3. Love, Antosha
In 2016, the great Anton Yelchin died at age 27 from a freak car accident. This poignant all-access documentary chronicles his heartbreaking life story cut short. You’ll learn that beyond his talents as Pavel Chevok in the latest Star Trek franchise, the deeply introspective actor wrote daily notes to his ailing mother, lived with cystic fibrosis and had a relationship with Kristen Stewart. He was also working on his first script when he died. Jennifer Lawrence, Bryce Dallas Howard, Chris Pine and director J.J. Abrams and more weigh in on their friend. And yes, the film, narrated by Nicolas Cage, is even more of a tearjerker than it sounds. (In L.A. on Friday, August 2; in NYC on Friday, August 9)

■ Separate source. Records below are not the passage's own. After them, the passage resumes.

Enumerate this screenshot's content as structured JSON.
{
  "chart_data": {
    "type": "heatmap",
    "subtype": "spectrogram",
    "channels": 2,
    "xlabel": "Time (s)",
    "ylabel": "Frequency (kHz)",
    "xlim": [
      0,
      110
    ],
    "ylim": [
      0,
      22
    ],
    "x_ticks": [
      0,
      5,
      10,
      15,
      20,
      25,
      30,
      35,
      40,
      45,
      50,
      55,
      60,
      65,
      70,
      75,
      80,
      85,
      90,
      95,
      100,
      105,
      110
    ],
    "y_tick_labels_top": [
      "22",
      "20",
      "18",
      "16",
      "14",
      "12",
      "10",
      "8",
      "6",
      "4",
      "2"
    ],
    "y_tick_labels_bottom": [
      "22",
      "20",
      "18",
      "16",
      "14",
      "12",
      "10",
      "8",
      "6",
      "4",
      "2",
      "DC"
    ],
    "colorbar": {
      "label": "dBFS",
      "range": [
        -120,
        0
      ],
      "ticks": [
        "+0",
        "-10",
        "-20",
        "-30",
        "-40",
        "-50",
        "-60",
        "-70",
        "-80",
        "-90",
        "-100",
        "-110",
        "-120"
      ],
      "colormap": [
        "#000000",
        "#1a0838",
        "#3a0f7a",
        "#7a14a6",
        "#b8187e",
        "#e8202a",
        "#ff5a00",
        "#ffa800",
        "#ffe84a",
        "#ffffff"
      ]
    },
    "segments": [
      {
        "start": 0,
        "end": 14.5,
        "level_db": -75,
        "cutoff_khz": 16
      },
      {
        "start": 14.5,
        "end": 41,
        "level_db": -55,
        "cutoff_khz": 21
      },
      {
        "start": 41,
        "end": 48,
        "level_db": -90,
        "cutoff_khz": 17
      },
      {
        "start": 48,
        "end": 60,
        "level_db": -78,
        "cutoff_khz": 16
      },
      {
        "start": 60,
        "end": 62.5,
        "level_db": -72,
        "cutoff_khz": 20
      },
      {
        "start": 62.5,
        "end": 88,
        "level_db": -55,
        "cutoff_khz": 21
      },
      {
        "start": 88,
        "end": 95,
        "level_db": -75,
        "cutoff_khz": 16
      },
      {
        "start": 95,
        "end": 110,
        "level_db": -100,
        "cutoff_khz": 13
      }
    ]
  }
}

4. Blinded by the Light
Tramps like us, baby we were born to rock out to a life-affirming comedy that worships at the altar of one Bruce Springsteen. We’re taking it back to 1987, where a Pakistani 16-year-old named Javed (Viveik Kaira) feels lost in his strict blue-collar home life and at school in super-drab England. Then a friend lends him a few Springsteen cassettes. As soon as he starts hearing the classic anthem “Dancing in the Dark,” a light goes off and he finds the confidence he needs. Though the story follows the same you-can-do-it! narrative as Billy Elliott and Bend It Like Beckham — it shares the same director as the latter — there’s no denying its infectious spirit. Glory days, here we come! (In theaters everywhere Wednesday, August 14)
5. Brittany Runs a Marathon
Look, either you know a Brittany or you are one. At 28, the self-deprecating New Yorker (played by the flawless comic actress Jillian Bell) is desperately unhappy in her own skin. In a bid to get healthier, she decides to start running. Much to her own surprise, she soon starts training for the grueling New York Marathon —and the results of her efforts pay off big time inside and out. I promise you’ll be rooting for this self-deprecating-but-determined heroine all the way. Indeed, from start to finish (line), this big-hearted comedy is a winner. Oh, two fun facts! This story is based on the writer’s friend (named Brittany!) and it’s the first movie to film on the NYC Marathon race course. (In theaters everywhere Friday, August 23)
Also published on Medium.